  • Exclusive MHOs rose by 6.4%, non-exclusive MHOs fell by 1.9% and cover MHOs fell by 8.6% (see note*).
  • The estimated amount of MHO hours worked per 10,000 head of population in Scotland has increased from 20.5 in 2019 to 21.25 in 2020.
  • Between December 2019 and December 2020 staff left 89 MHO posts, this is five less than the high of 94 in between December 2018 and December 2019.
  • There was a decrease in the number of authorities reporting a shortfall in MHOs, however there was an increase in the total number of weekly additional hours required.
  • It remains difficult to comment on the ethnicity profile of the workforce due to levels of non-reporting of MHO’s ethnicity.

Our role supporting MHOs

We approve and quality assure the three university MHO programmes in Scotland, which includes feedback from people who use mental health services to inform improvements in the delivery of MHO education and practice.

We also work in partnership with the national MHO forum, Social Work Scotland and the Scottish Association of Social Workers to develop resources to support practice including learning in relation to new mental health legislation and the annual MHO study day.

Download the 2020 Mental Health Officers Report here.

Note

*An exclusive MHO position is one where the job contract specifies the individual is appointed primarily to carry out statutory MHO work. Non-exclusive MHOs also carry out non-MHO work, while cover MHOs step into the role when neither exclusive or non-exclusive MHOs are available.

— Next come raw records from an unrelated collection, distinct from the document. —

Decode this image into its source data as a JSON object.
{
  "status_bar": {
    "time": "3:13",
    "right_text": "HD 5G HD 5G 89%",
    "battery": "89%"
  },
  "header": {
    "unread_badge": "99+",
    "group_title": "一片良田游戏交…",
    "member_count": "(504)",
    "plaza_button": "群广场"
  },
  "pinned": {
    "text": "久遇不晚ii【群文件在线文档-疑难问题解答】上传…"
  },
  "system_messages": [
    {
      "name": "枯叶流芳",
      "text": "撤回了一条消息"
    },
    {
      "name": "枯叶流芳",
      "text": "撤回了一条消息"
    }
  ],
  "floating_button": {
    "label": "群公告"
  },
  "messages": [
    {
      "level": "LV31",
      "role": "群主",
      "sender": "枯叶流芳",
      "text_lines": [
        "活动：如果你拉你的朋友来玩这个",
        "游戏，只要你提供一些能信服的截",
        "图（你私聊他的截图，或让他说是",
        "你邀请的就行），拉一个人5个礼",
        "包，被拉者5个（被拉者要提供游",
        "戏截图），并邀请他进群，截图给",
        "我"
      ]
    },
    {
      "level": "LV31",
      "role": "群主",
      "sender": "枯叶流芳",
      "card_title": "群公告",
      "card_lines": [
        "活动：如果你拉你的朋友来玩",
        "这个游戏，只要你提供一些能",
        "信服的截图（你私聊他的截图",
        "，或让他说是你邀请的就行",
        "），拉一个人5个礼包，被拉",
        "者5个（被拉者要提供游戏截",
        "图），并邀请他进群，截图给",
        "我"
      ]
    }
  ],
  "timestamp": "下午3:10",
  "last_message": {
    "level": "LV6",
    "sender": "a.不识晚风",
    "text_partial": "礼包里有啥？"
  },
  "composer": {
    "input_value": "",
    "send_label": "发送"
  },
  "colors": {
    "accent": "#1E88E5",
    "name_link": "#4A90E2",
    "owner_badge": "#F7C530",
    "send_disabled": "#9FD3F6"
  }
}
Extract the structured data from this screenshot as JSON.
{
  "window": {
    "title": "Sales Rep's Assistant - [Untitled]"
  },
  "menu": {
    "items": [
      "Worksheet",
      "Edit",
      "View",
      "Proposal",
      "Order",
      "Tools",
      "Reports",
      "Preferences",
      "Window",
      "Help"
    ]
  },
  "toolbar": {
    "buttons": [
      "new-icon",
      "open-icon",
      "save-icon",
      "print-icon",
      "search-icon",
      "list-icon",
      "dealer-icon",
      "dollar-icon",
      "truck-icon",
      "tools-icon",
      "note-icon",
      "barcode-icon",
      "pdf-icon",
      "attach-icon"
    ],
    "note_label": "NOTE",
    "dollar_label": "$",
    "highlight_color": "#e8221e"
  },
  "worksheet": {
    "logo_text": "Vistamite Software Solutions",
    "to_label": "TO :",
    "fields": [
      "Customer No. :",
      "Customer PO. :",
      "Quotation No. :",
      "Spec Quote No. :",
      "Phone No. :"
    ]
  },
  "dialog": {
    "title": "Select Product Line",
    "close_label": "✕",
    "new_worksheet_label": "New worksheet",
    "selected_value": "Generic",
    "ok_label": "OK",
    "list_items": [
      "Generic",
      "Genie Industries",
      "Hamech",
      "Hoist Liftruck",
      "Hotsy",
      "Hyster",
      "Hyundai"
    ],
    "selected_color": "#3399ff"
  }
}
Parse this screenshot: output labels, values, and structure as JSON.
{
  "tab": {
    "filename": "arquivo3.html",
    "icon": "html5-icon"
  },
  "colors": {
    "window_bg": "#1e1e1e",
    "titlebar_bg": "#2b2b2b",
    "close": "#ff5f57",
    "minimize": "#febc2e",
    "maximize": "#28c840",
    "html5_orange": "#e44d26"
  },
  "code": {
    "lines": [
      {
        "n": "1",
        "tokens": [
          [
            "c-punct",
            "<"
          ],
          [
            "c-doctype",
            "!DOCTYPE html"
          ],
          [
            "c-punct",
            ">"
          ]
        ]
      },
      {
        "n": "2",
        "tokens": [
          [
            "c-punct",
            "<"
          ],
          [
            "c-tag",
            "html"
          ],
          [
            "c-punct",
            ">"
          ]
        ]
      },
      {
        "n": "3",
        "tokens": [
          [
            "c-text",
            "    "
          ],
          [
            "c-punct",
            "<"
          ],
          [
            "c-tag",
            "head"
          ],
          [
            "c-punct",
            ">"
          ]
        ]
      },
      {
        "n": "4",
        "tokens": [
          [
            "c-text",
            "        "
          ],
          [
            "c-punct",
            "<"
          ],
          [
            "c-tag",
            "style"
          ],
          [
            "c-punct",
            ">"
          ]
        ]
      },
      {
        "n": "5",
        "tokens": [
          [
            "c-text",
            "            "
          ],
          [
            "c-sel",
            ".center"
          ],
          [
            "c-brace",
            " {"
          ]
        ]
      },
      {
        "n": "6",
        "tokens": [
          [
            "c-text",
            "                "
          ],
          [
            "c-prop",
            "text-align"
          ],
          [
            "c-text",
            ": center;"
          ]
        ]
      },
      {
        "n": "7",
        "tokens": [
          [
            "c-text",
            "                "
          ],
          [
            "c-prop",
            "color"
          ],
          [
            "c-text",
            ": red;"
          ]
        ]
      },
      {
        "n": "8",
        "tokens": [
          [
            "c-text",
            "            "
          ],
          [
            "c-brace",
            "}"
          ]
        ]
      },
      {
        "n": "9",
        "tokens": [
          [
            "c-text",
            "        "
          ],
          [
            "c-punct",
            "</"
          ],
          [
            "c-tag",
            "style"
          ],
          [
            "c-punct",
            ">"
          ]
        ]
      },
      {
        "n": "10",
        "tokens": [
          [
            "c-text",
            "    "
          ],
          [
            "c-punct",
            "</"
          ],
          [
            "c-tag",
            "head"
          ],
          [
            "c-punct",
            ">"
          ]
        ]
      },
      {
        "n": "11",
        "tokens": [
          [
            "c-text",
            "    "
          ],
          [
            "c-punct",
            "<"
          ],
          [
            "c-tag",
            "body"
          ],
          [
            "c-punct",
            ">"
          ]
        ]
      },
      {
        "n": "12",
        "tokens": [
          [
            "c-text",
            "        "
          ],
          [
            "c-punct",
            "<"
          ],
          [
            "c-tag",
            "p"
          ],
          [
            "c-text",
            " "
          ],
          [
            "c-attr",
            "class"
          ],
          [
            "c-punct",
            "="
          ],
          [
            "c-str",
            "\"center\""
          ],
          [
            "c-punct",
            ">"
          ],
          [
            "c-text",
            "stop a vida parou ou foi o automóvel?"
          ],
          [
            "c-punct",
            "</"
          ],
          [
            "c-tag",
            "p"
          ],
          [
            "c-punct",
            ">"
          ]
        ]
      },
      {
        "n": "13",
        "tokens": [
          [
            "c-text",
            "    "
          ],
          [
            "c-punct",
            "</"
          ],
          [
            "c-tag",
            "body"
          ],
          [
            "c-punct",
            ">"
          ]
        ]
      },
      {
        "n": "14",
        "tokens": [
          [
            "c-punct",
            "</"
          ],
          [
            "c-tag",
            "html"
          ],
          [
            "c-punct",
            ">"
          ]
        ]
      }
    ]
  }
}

Contact information

Sandra Wilson
Communications Officer
Scottish Social Services Council
communications@sssc.uk.com